Applications of the study
The study opens new horizons for studying the genetic mechanisms of T-ALL and its treatment. Some of the applications may include,
- Development of mouse models that are genetically engineered to contain the T-ALL suspected mutations to accurately reflect human cancer.
- Since most of the mutations found are associated with known pathways, drugs may be successfully developed targeting those mutations.
- If the germ-line mutations of T-ALL are confirmed in mouse models, it would suggest that T-ALL may be inherited.
- Mutations in individuals with T-ALL that were until now a variant of unknown significance may now hold information on the predisposition to the cancer. This would be of significant help in genetic counseling of T-ALL and would facilitate early testing in case the mutation is present.

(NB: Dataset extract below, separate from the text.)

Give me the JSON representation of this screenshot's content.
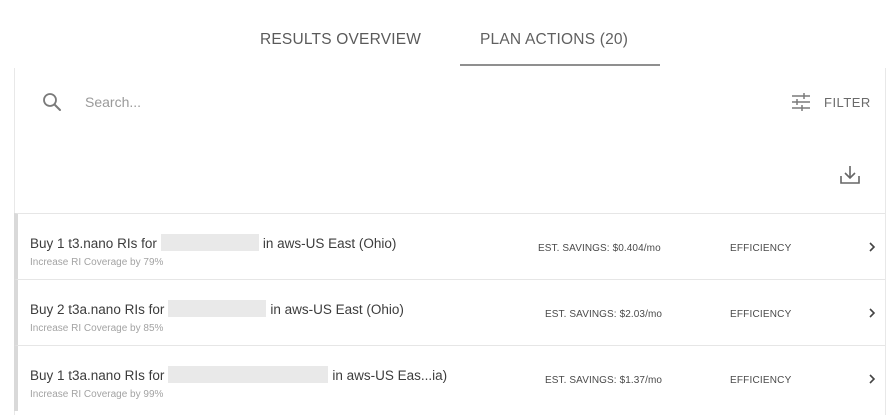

- Liu, Y., Easton, J., Shao, Y., Maciaszek, J., Wang, Z., Wilkinson, M., McCastlain, K., Edmonson, M., Pounds, S., Shi, L., Zhou, X., Ma, X., Sioson, E., Li, Y., Rusch, M., Gupta, P., Pei, D., Cheng, C., Smith, M., Auvil, J., Gerhard, D., Relling, M., Winick, N., Carroll, A., Heerema, N., Raetz, E., Devidas, M., Willman, C., Harvey, R., Carroll, W., Dunsmore, K., Winter, S., Wood, B., Sorrentino, B., Downing, J., Loh, M., Hunger, S., Zhang, J. and Mullighan, C. (2017). The genomic landscape of pediatric and young adult T-lineage acute lymphoblastic leukemia. Nature Genetics
- T-cell acute lymphoblastic leukemia - (https://www.ncbi.nlm.nih.gov/pmc/articles/PMC2635412/)